Tamil Tiger rebels had just hours left to surrender by a government deadline on Tuesday, as tens of thousands of civilians fled the sliver of jungle the guerrillas still control in northeast Sri Lanka.
With international concern growing over the fate of civilians caught up in the conflict, the rebels could be facing a last push by troops seeking to end their 37-year armed campaign for a Tamil homeland.
The defence ministry gave Tiger supremo Velupillai Prabhakaran and his fighters until 0630 GMT on Tuesday to surrender, although the government did not specify what action would be taken otherwise.
The warning came as aerial video footage provided by a Sri Lankan spy plane showed more than 35,000 civilians streaming out of the jungle strip where the Liberation Tigers of Tamil Eelam (LTTE) are cornered.
Their presence has been cited by the Sri Lankan military as a main reason preventing a final assault on the remaining Tigers in a government-designated "no-fire zone."
President Mahinda Rajapakse said the rebels were facing "complete defeat" and their reclusive leader had finally run out of time.

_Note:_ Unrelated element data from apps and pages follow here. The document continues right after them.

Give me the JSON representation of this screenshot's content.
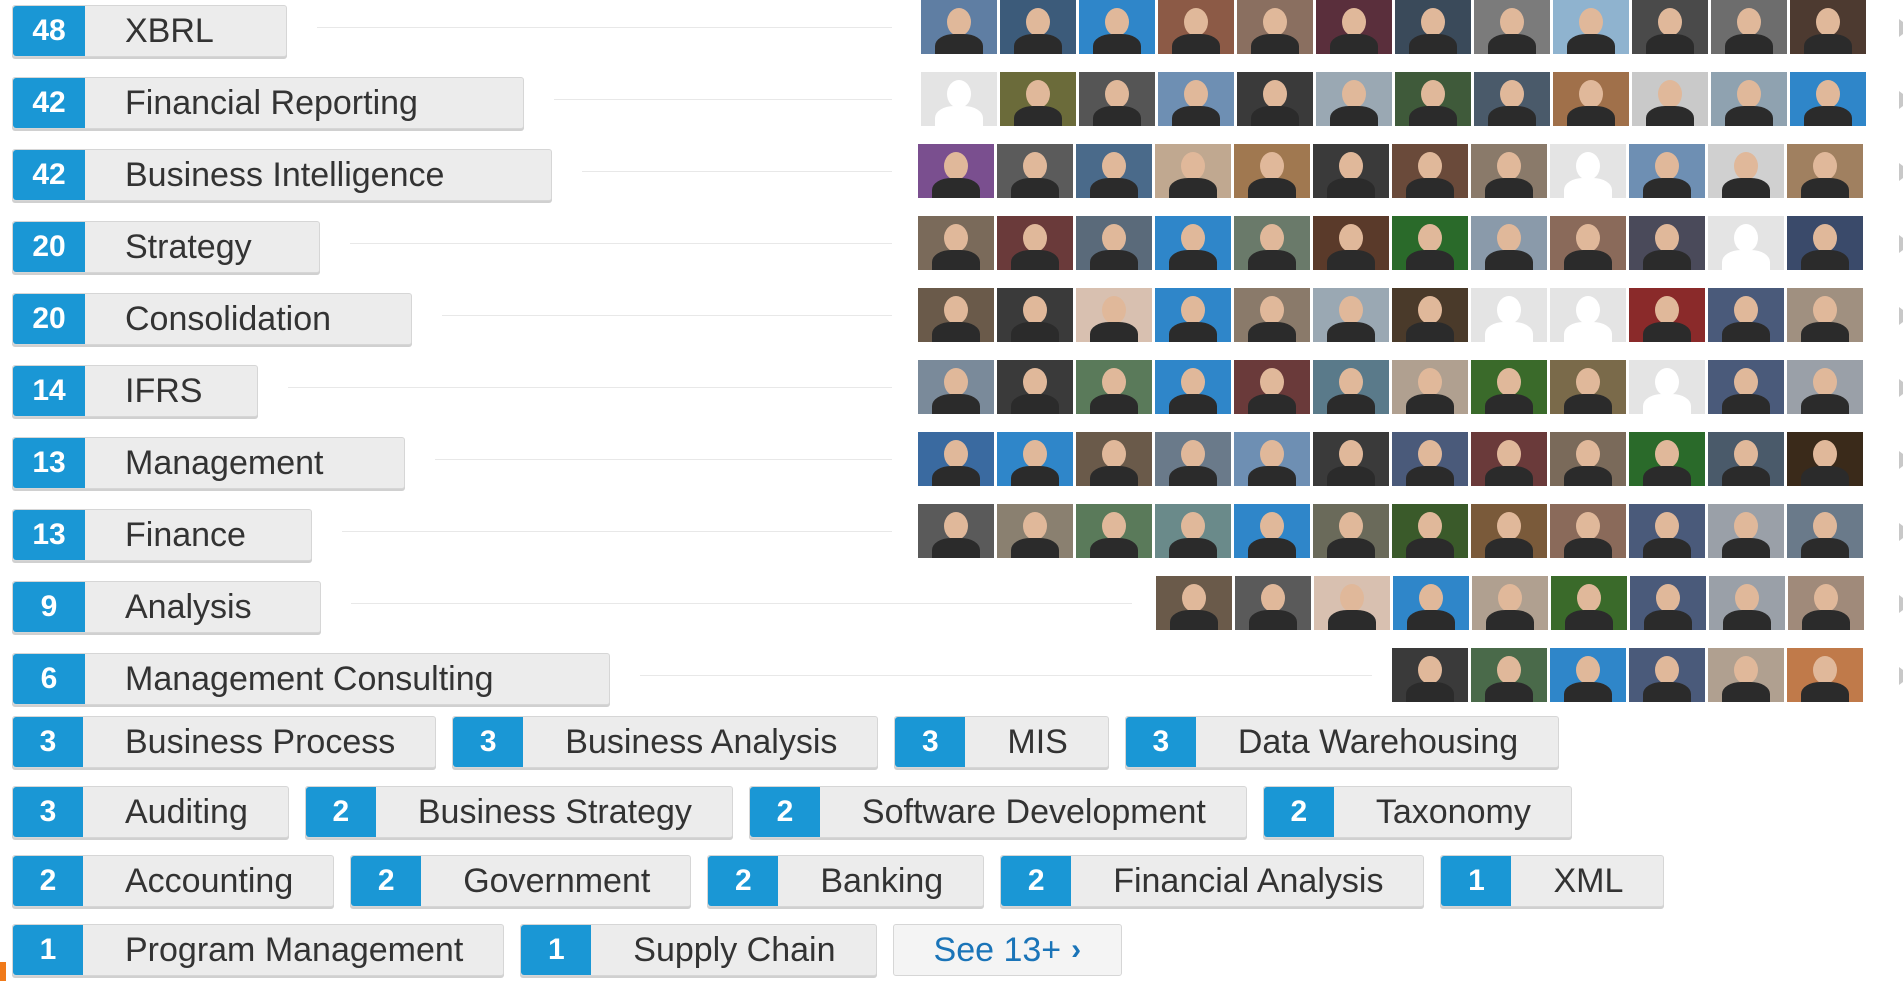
{
  "skills": [
    {
      "count": "48",
      "name": "XBRL",
      "avatars": [
        "#5f7ea3",
        "#3c5b7a",
        "#2f86c9",
        "#8c5a46",
        "#8a6f60",
        "#5a2f3c",
        "#3a4a5a",
        "#7b7b7b",
        "#8fb3cf",
        "#4a4a4a",
        "#6d6d6d",
        "#4d3a30"
      ]
    },
    {
      "count": "42",
      "name": "Financial Reporting",
      "avatars": [
        "blank",
        "#6b6b3a",
        "#555555",
        "#6e8fb3",
        "#3a3a3a",
        "#9aa8b3",
        "#3f5a3a",
        "#4a5a6a",
        "#a0704a",
        "#c9c9c9",
        "#8fa2b0",
        "#2f86c9"
      ]
    },
    {
      "count": "42",
      "name": "Business Intelligence",
      "avatars": [
        "#7a4f8f",
        "#5b5b5b",
        "#4a6a8a",
        "#c0a890",
        "#a07850",
        "#3a3a3a",
        "#6a4a3a",
        "#8a7a6a",
        "blank",
        "#6e8fb3",
        "#d0d0d0",
        "#a08060"
      ]
    },
    {
      "count": "20",
      "name": "Strategy",
      "avatars": [
        "#7a6a5a",
        "#6a3a3a",
        "#5a6a7a",
        "#2f86c9",
        "#6a7a6a",
        "#5a3a2a",
        "#2a6a2a",
        "#8a9aaa",
        "#8a6a5a",
        "#4a4a5a",
        "blank",
        "#3a4a6a"
      ]
    },
    {
      "count": "20",
      "name": "Consolidation",
      "avatars": [
        "#6a5a4a",
        "#3a3a3a",
        "#d8c0b0",
        "#2f86c9",
        "#8a7a6a",
        "#9aa8b3",
        "#4a3a2a",
        "blank",
        "blank",
        "#8a2a2a",
        "#4a5a7a",
        "#a09080"
      ]
    },
    {
      "count": "14",
      "name": "IFRS",
      "avatars": [
        "#7a8a9a",
        "#3a3a3a",
        "#5a7a5a",
        "#2f86c9",
        "#6a3a3a",
        "#5a7a8a",
        "#b0a090",
        "#3a6a2a",
        "#7a6a4a",
        "blank",
        "#4a5a7a",
        "#9aa0a8"
      ]
    },
    {
      "count": "13",
      "name": "Management",
      "avatars": [
        "#3a6aa0",
        "#2f86c9",
        "#6a5a4a",
        "#6a7a8a",
        "#6e8fb3",
        "#3a3a3a",
        "#4a5a7a",
        "#6a3a3a",
        "#7a6a5a",
        "#2a6a2a",
        "#4a5a6a",
        "#3a2a1a"
      ]
    },
    {
      "count": "13",
      "name": "Finance",
      "avatars": [
        "#5a5a5a",
        "#8a8070",
        "#5a7a5a",
        "#6a8a8a",
        "#2f86c9",
        "#6a6a5a",
        "#3a5a2a",
        "#7a5a3a",
        "#8a6a5a",
        "#4a5a7a",
        "#9aa0a8",
        "#6a7a8a"
      ]
    },
    {
      "count": "9",
      "name": "Analysis",
      "avatars": [
        "#6a5a4a",
        "#5a5a5a",
        "#d8c0b0",
        "#2f86c9",
        "#b0a090",
        "#3a6a2a",
        "#4a5a7a",
        "#9aa0a8",
        "#a08a7a"
      ]
    },
    {
      "count": "6",
      "name": "Management Consulting",
      "avatars": [
        "#3a3a3a",
        "#4a6a4a",
        "#2f86c9",
        "#4a5a7a",
        "#b0a090",
        "#c07a4a"
      ]
    }
  ],
  "tag_rows": [
    [
      {
        "count": "3",
        "name": "Business Process"
      },
      {
        "count": "3",
        "name": "Business Analysis"
      },
      {
        "count": "3",
        "name": "MIS"
      },
      {
        "count": "3",
        "name": "Data Warehousing"
      }
    ],
    [
      {
        "count": "3",
        "name": "Auditing"
      },
      {
        "count": "2",
        "name": "Business Strategy"
      },
      {
        "count": "2",
        "name": "Software Development"
      },
      {
        "count": "2",
        "name": "Taxonomy"
      }
    ],
    [
      {
        "count": "2",
        "name": "Accounting"
      },
      {
        "count": "2",
        "name": "Government"
      },
      {
        "count": "2",
        "name": "Banking"
      },
      {
        "count": "2",
        "name": "Financial Analysis"
      },
      {
        "count": "1",
        "name": "XML"
      }
    ],
    [
      {
        "count": "1",
        "name": "Program Management"
      },
      {
        "count": "1",
        "name": "Supply Chain"
      }
    ]
  ],
  "see_more": {
    "label": "See 13+",
    "arrow": "›"
  }
}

"The only thing Prabhakaran can now do is to surrender," he told AFP. "I don't want him to take cyanide and commit suicide. He has to face charges for his actions."

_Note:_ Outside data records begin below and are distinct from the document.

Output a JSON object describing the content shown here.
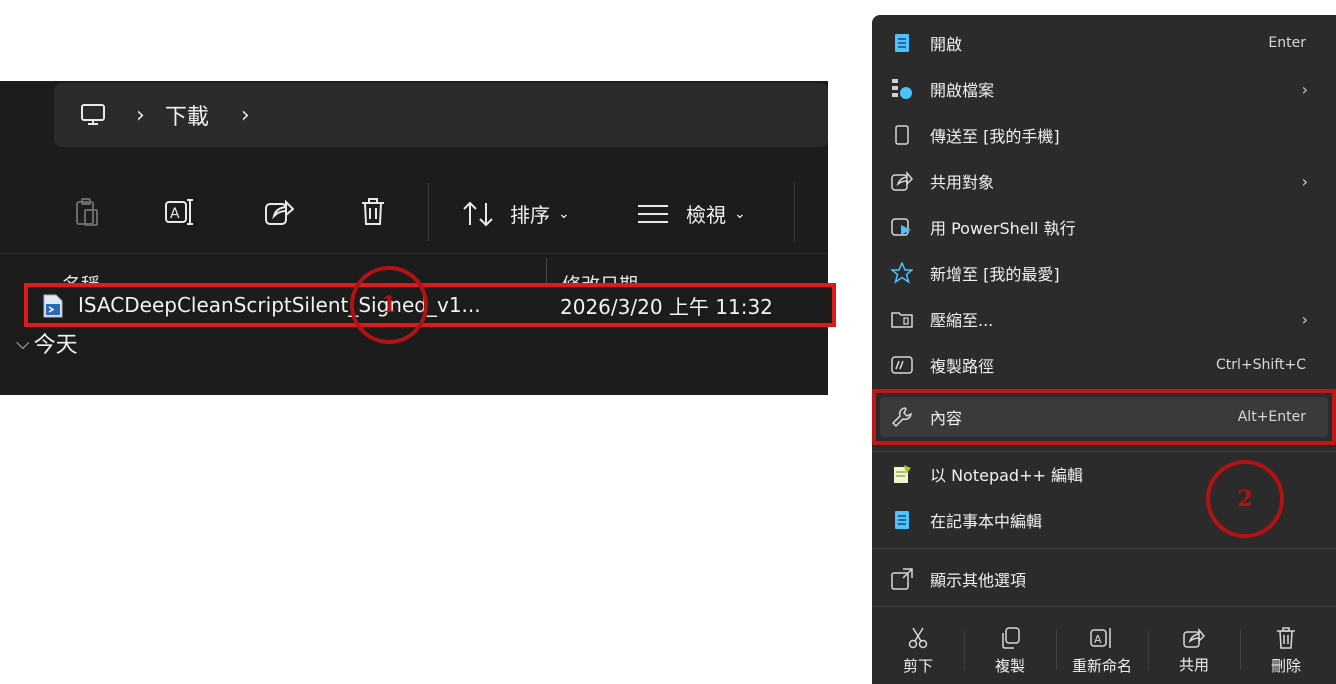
{
  "explorer": {
    "breadcrumb": {
      "crumb": "下載",
      "separator": "›"
    },
    "toolbar": {
      "sort_label": "排序",
      "view_label": "檢視",
      "dropdown": "⌄"
    },
    "columns": {
      "name": "名稱",
      "modified": "修改日期"
    },
    "group_label": "今天",
    "group_chevron": "⌵",
    "file": {
      "name": "ISACDeepCleanScriptSilent_Signed_v1...",
      "modified": "2026/3/20 上午 11:32"
    }
  },
  "badges": {
    "one": "1",
    "two": "2"
  },
  "context_menu": {
    "items": [
      {
        "label": "開啟",
        "shortcut": "Enter"
      },
      {
        "label": "開啟檔案",
        "chevron": "›"
      },
      {
        "label": "傳送至 [我的手機]"
      },
      {
        "label": "共用對象",
        "chevron": "›"
      },
      {
        "label": "用 PowerShell 執行"
      },
      {
        "label": "新增至 [我的最愛]"
      },
      {
        "label": "壓縮至...",
        "chevron": "›"
      },
      {
        "label": "複製路徑",
        "shortcut": "Ctrl+Shift+C"
      },
      {
        "label": "內容",
        "shortcut": "Alt+Enter"
      },
      {
        "label": "以 Notepad++ 編輯"
      },
      {
        "label": "在記事本中編輯"
      },
      {
        "label": "顯示其他選項"
      }
    ],
    "bottom_actions": [
      {
        "label": "剪下"
      },
      {
        "label": "複製"
      },
      {
        "label": "重新命名"
      },
      {
        "label": "共用"
      },
      {
        "label": "刪除"
      }
    ]
  },
  "colors": {
    "highlight_red": "#e01a1a",
    "badge_red": "#b31212",
    "accent_blue": "#4cc2ff",
    "panel_dark": "#1c1c1c",
    "menu_bg": "#2b2b2b"
  }
}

The government has issued similar ultimatums in the past, most recently on April 12 when the guerrillas were told they had 48 hours to surrender.
So far, the only reaction from the Tigers has been to renew their call for an unconditional ceasefire -- something the government has already rejected.

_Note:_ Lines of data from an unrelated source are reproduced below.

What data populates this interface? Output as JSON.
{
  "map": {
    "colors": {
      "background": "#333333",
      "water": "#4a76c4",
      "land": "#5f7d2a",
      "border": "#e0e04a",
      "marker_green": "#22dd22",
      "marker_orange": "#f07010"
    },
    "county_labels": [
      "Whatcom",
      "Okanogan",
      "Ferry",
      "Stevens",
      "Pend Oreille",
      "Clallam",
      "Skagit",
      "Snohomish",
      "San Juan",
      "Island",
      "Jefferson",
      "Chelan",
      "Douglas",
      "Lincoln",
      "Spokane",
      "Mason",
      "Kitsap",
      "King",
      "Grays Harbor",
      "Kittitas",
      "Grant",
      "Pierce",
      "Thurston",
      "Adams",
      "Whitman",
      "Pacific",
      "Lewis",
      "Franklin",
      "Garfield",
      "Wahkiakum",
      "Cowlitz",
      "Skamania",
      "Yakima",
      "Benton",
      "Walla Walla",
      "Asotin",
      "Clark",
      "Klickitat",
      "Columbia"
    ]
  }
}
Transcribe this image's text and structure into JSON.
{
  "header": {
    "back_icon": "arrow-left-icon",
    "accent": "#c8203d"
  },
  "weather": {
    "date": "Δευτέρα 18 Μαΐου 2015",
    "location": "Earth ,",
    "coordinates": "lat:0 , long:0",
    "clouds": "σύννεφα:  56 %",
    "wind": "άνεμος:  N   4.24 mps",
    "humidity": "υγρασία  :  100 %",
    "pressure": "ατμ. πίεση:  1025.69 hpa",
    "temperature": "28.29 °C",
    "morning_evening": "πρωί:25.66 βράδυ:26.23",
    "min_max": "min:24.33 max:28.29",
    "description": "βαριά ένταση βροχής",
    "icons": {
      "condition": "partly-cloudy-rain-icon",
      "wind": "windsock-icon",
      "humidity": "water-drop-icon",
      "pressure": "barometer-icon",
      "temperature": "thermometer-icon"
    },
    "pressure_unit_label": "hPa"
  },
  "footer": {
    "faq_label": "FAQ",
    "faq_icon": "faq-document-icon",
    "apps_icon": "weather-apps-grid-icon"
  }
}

The crisis has sparked protests in Europe and expressions of concern by UN and human rights groups.
In Paris, French police arrested 210 people on Monday when a rally by Tamils turned violent as demonstrators threw bottles at security forces and smashed windscreens.
In London, thousands of Tamils blocked some of the city's busiest streets, demonstrating outside parliament and calling for an immediate ceasefire.
New York-based Human Rights Watch (HRW) warned that the world had only hours to prevent a potential "bloodbath" in Sri Lanka.
Anna Neistat, a senior HRW researcher, said the international community had "to make it crystal clear to both sides of this conflict -- both the LTTE and the government of Sri Lanka -- that they will not get away with it."
But Jaliya Wickramasuriya, the Sri Lankan ambassador to the United States, insisted the government's priority was to rescue civilians.
"We are not going to do any huge operation as such," he told AFP. "We are still concerned about civilians."
UN Secretary General Ban Ki-moon welcomed the escape of the civilians but was "deeply concerned" about those still trapped, his office said.
According to the United Nations, as many as 100,000 civilians were trapped in LTTE territory and living in "dire humanitarian conditions" before Monday's exodus.
The mass civilian escape shown in the aerial footage appeared to have been triggered by the Sri Lankan military overrunning a Tiger defensive embankment.
The defence ministry said the Tigers killed 17 civilians on Monday in at least one suicide bombing against escaping civilians.
Both sides have traded accusations of targeting non-combatants, and the international community has repeatedly urged a permanent ceasefire to prevent further loss of innocent lives.
The LTTE -- once seen as one of the world's most efficient guerrilla units -- used to control a third of Sri Lanka's territory, an overseas fund-raising network and a lucrative shipping business.
In Colombo, President Rajapakse's office compared the exodus of civilians to the fall of the Berlin Wall.
"The exodus to freedom that is taking place in the north of Sri Lanka just now is no less a massive vote for freedom than the fall of the Berlin Wall in November 1989," it said in a statement.